November 13, 1998
The damming of the Colorado River at Glen Canyon is high on the West’s “greatest ecological sins” list. Still, it’s visited each year by nearly three million vacationers who have casually shrugged off, or could care less about, the impacts of the dam.
“Charley” at the Page, Ariz. chamber of commerce was ready to go home, but he graciously opened up 15 minutes after closing one early June evening and doled out maps, brochures and campsite information.
“Welcome to Page, boys!” After the long drive from Denver, we were happy to be there.
Yet we walked into Page with mixed feelings. The vast inland sea known as Lake Powell is full of haunting vistas with hundreds of parched, colorful canyons flooded with Colorado River water. It’s almost beautiful enough to make you forget what Glen Canyon Dam destroyed. In fact, forgetting is a big part of the Lake Powell experience.
The dimensions of Lake Powell and the surrounding one-million-acre-plus Glen Canyon National Recreation Area are immense.

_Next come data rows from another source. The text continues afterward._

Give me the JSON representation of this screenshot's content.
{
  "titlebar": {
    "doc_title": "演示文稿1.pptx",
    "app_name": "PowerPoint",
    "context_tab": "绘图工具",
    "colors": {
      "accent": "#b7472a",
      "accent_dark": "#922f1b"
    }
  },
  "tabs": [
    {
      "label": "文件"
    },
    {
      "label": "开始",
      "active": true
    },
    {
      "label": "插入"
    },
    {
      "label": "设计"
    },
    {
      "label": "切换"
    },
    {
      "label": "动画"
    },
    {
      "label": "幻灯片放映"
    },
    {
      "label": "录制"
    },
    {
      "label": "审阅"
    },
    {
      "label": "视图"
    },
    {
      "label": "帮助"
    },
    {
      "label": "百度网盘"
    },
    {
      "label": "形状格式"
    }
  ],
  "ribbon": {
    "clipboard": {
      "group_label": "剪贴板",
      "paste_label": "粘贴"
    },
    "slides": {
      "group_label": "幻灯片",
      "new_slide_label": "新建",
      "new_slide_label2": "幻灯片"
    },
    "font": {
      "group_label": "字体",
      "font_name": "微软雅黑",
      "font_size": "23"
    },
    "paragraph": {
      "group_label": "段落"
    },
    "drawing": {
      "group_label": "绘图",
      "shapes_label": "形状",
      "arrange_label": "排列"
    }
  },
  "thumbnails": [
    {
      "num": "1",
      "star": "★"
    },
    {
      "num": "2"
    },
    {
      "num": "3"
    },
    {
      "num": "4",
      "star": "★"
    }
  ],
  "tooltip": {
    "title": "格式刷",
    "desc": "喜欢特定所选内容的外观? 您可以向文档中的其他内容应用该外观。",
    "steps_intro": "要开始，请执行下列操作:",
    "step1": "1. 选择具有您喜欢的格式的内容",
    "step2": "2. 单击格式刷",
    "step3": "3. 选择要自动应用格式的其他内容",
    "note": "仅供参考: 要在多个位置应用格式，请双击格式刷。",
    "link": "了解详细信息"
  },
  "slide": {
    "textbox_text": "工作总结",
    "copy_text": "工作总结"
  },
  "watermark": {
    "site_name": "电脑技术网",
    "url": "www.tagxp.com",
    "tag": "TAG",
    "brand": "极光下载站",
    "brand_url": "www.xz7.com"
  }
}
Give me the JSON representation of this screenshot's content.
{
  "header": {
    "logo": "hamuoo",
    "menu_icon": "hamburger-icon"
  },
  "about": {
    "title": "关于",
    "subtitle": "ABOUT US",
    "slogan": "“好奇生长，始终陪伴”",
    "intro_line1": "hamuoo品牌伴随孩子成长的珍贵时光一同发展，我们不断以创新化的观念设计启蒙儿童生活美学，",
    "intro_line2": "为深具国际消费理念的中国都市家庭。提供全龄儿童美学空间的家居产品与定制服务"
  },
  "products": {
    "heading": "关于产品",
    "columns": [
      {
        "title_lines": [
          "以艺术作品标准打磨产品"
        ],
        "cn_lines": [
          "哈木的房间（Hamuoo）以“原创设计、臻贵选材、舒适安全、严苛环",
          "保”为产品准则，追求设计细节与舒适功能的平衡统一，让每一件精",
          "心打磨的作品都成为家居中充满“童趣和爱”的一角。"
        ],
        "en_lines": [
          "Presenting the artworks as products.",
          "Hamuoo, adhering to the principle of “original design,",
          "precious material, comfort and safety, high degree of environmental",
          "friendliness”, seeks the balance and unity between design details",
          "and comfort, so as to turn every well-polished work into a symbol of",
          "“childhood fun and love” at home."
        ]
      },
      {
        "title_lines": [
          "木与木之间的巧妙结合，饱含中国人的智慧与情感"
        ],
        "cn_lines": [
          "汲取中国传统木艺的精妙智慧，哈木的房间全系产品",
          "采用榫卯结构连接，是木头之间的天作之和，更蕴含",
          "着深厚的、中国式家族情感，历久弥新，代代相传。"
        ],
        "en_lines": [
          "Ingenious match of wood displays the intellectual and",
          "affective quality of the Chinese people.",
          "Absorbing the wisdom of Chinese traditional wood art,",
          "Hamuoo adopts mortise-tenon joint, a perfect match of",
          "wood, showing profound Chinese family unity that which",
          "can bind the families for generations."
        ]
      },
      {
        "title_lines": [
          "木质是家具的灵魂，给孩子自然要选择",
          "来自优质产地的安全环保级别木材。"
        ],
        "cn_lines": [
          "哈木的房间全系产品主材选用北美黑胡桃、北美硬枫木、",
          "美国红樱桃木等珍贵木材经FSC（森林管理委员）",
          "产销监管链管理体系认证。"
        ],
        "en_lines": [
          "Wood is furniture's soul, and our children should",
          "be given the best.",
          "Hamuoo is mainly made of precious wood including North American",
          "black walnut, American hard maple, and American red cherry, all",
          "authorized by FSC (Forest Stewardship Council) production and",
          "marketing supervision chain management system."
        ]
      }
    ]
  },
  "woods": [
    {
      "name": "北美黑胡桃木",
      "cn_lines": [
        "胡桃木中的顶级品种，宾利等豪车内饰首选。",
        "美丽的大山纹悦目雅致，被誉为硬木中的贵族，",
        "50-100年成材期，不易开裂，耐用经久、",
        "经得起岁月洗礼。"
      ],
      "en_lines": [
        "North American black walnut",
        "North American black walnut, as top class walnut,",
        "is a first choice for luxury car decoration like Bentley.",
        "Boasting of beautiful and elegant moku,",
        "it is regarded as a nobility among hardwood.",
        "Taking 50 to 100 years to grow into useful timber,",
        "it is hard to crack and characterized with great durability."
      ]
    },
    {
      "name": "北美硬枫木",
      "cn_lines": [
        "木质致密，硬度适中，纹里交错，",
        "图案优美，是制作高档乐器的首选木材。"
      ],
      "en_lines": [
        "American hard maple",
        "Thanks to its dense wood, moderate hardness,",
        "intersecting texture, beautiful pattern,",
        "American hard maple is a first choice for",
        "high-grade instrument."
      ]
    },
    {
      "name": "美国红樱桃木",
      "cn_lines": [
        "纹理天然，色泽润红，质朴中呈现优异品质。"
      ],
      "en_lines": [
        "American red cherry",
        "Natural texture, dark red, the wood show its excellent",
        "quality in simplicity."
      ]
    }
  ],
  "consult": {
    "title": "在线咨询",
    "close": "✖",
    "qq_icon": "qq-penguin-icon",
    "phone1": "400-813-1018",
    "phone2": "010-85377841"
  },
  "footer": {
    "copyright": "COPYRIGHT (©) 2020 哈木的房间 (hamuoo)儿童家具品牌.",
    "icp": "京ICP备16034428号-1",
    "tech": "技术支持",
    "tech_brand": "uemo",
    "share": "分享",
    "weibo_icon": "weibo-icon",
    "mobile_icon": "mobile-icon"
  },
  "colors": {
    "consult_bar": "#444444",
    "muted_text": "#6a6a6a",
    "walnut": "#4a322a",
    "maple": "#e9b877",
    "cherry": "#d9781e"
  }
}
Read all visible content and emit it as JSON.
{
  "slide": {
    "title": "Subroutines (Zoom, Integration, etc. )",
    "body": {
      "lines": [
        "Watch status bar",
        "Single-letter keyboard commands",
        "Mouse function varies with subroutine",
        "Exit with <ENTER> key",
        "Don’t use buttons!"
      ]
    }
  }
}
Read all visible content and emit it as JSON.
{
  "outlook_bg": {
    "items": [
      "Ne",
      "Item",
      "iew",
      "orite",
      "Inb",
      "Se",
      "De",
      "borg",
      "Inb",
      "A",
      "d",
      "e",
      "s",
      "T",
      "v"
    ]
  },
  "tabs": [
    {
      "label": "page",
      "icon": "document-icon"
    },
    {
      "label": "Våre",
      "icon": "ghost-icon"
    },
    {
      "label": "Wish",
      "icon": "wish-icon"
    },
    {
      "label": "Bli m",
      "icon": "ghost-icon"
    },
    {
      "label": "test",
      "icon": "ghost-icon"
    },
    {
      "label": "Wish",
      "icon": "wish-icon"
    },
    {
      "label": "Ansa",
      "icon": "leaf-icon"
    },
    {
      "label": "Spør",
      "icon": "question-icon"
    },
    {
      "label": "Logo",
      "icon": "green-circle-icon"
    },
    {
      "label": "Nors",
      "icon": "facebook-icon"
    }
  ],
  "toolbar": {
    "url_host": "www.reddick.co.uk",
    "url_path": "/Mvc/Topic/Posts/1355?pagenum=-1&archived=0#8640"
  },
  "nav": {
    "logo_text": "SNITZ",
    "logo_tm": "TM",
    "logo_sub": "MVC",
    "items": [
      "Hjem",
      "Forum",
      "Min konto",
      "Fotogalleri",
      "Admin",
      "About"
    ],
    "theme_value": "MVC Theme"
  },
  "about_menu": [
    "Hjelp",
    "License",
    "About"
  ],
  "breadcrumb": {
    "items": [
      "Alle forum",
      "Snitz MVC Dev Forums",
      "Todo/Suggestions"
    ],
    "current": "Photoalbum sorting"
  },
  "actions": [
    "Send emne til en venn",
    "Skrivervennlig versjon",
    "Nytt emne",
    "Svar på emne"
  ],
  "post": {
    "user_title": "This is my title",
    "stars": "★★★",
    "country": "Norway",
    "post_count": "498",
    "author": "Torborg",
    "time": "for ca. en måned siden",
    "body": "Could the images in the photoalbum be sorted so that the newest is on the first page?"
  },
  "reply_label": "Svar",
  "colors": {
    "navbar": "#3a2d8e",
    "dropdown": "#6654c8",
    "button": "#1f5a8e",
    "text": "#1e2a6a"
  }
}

Sprawling Lake Powell touches 1,960 miles of shoreline. Seven national parks, seven national monuments, and many state parks, historical sites, ghost towns, prehistoric native ruins and sculpted mesa, buttes and geologic wonders surround Lake Powell.
This area of southern Utah/northern Arizona is rich in resources for the outdoors enthusiast.
Construction of the 583-foot-high Glen Canyon Dam began in 1956. Before that time, the wild Colorado served as a formidable barrier to east-west travel across the Colorado Plateau. Two hydroelectric generators began producing power in 1966. In 1980, the 183-mile-long reservoir finally filled up and reached “full pool level.” A lucrative economy based on “recreation” was also born, almost completely based on burning gasoline. Nearby, as the turbines at Glen Canyon Dam spin, the Navajo Generating Station produces more power, burning the coal of the rich Black Mesa Coal Field. (For more information about Black Mesa, check out “The Black Mesa Syndrome,” by Judith Nies.)
Page’s life blood flows with the millions of BTUs of energy created and burned here.
Visitors to Lake Powell drive hundreds of miles – 649 miles from Denver and 540 miles from Los Angeles – and once here, they buy copious quantities of gasoline to fill up their speed boats, fishing boats, personal watercraft, house boats, trucks, cars, motorhomes, dirt bikes, all-terrain-vehicles, etc. Gasoline lingers in the air here. It doesn’t mix well with ghosts of the Basketmakers, the people who once inhabited these high-altitude canyons and plateaus.
Our short trip to Lake Powell took place in greater Page, Ariz., the southwestern corner of the Glen Canyon National Recreation Area. Glen Canyon Dam and the Carl Hayden Visitor Center are centered in Page and are worth a visit. The visitor’s center contains information and exhibits about the cultural and geologic history of the area. Tours of the dam are available.
Lone Rock campground
North of Page about 10 miles (across the border into Utah) is Lone Rock campground, a beautiful stretch of sandy beach with nearly every type of gasoline-burning device available parked nearby.
Across the water, the tops of solitary, tall buttes rise like ancient giants flooded up to their necks in the water. In between the whines of the motors, if you forget about them, the beach is a wonderful place to pitch a tent and watch the sunset.